Condition 1: In applicable annual compliance submittals to LIHI, the facility Owner shall provide a summary of water quality monitoring results from 2023 and 2024 including agency comments, and any proposed operational alternatives to ensure that water quality standards are met including agency consultation and, if needed, a plan and schedule for implementation of the selected alternative(s).
Condition 2: In annual compliance submittals to LIHI, the facility Owner shall provide updates on the status of upstream and downstream fish passage activities including construction of interim and permanent fishways or alternative prescriptions, results of studies and monitoring and agency comments on them, and any related agency consultation until all passage measures are implemented and deemed sufficient by the resource agencies.
Condition 3: In annual compliance submittals to LIHI, the facility Owner shall report on consultation with MDIFW regarding opportunities for improvements to access streamside angling opportunities with a plan and schedule for implementation, if improvements are needed. If no improvements are required, this result shall be reported with documentation of agreement by MDIFW.
April 21, 2023: The Low Impact Hydropower Institute has preliminarily approved Low Impact Certification for the Rollinsford (pending LIHI #196) Hydroelectric Project. This decision is preliminary pending the 30-day appeal window. Only those who commented on the initial applications during the 60-day comment period are eligible to file an appeal. Such appeal needs to include an explanation as to how the Projects do not meet the LIHI criteria. Appeal requests can be submitted by email to firstname.lastname@example.org with “Rollinsford Project” in the subject line, or by mail addressed to the Low Impact Hydropower Institute, 1167 Massachusetts Ave, Arlington, MA 02476. All requests will be posted to the website. The applicant will have an opportunity to respond and any response will also be posted. Requests must be received by 5 pm Eastern time on May 24, 2023. The full application and reviewer’s report are available below. If no appeal requests are received the certification terms will be December 30, 2022 through December 29, 2032.
January 4, 2023: The Low Impact Hydropower Institute has received a complete application for Low Impact Certification of the Rollinsford Hydroelectric Project. LIHI is seeking public comment on this application. Specifically, we are interested in knowing whether you think the Project meets the LIHI Low Impact Certification Criteria, as revised in the 2nd Edition Handbook. The Project’s application materials can be found below. Comments that are directly tied to specific LIHI criteria (flows, water quality, fish passage, etc.) will be most helpful, but all comments will be considered. Comments may be submitted to the Institute by e-mail at email@example.com with “Rollinsford Project Comments” in the subject line, or by mail addressed to the Low Impact Hydropower Institute, 1167 Massachusetts Avenue, Arlington, MA 02476. Comments must be received on or before 5 pm Eastern time on March 5, 2023 to be considered.

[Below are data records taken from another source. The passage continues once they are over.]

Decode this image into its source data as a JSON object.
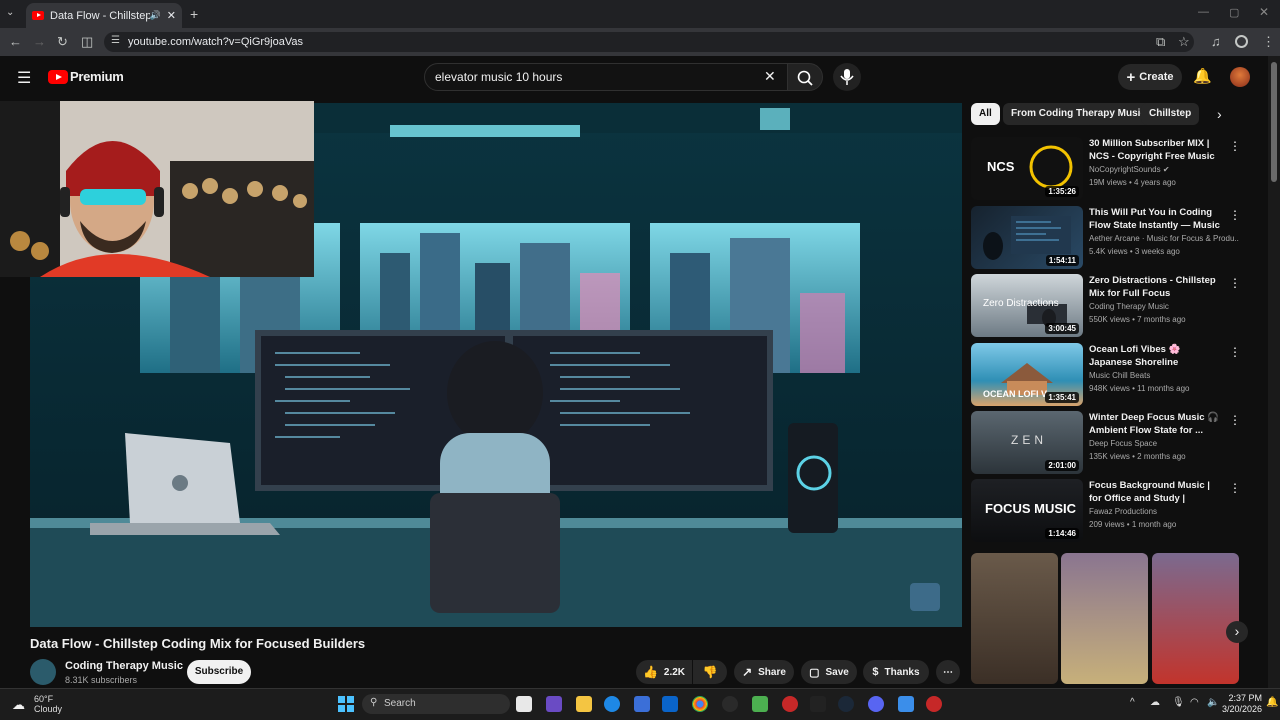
{
  "browser": {
    "tab_title": "Data Flow - Chillstep Coding",
    "url": "youtube.com/watch?v=QiGr9joaVas"
  },
  "header": {
    "logo_text": "Premium",
    "search_value": "elevator music 10 hours",
    "create_label": "Create"
  },
  "chips": [
    "All",
    "From Coding Therapy Music",
    "Chillstep"
  ],
  "video": {
    "title": "Data Flow - Chillstep Coding Mix for Focused Builders",
    "channel": "Coding Therapy Music",
    "subscribers": "8.31K subscribers",
    "subscribe_label": "Subscribe",
    "likes": "2.2K",
    "share_label": "Share",
    "save_label": "Save",
    "thanks_label": "Thanks"
  },
  "recommendations": [
    {
      "title": "30 Million Subscriber MIX | NCS - Copyright Free Music",
      "channel": "NoCopyrightSounds",
      "meta": "19M views • 4 years ago",
      "duration": "1:35:26",
      "thumb_text": "NCS"
    },
    {
      "title": "This Will Put You in Coding Flow State Instantly — Music for ...",
      "channel": "Aether Arcane · Music for Focus & Produ...",
      "meta": "5.4K views • 3 weeks ago",
      "duration": "1:54:11",
      "thumb_text": ""
    },
    {
      "title": "Zero Distractions - Chillstep Mix for Full Focus",
      "channel": "Coding Therapy Music",
      "meta": "550K views • 7 months ago",
      "duration": "3:00:45",
      "thumb_text": "Zero Distractions"
    },
    {
      "title": "Ocean Lofi Vibes 🌸 Japanese Shoreline Ambience with ...",
      "channel": "Music Chill Beats",
      "meta": "948K views • 11 months ago",
      "duration": "1:35:41",
      "thumb_text": "OCEAN LOFI V"
    },
    {
      "title": "Winter Deep Focus Music 🎧 Ambient Flow State for ...",
      "channel": "Deep Focus Space",
      "meta": "135K views • 2 months ago",
      "duration": "2:01:00",
      "thumb_text": "ZEN"
    },
    {
      "title": "Focus Background Music | for Office and Study | Ambient ...",
      "channel": "Fawaz Productions",
      "meta": "209 views • 1 month ago",
      "duration": "1:14:46",
      "thumb_text": "FOCUS MUSIC"
    }
  ],
  "taskbar": {
    "temp": "60°F",
    "weather": "Cloudy",
    "search_placeholder": "Search",
    "time": "2:37 PM",
    "date": "3/20/2026"
  },
  "colors": {
    "brand": "#ff0000",
    "background": "#0f0f0f",
    "chip": "#272727"
  }
}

All comments will be posted to the web site and the applicant will have an opportunity to respond. Any response will also be posted.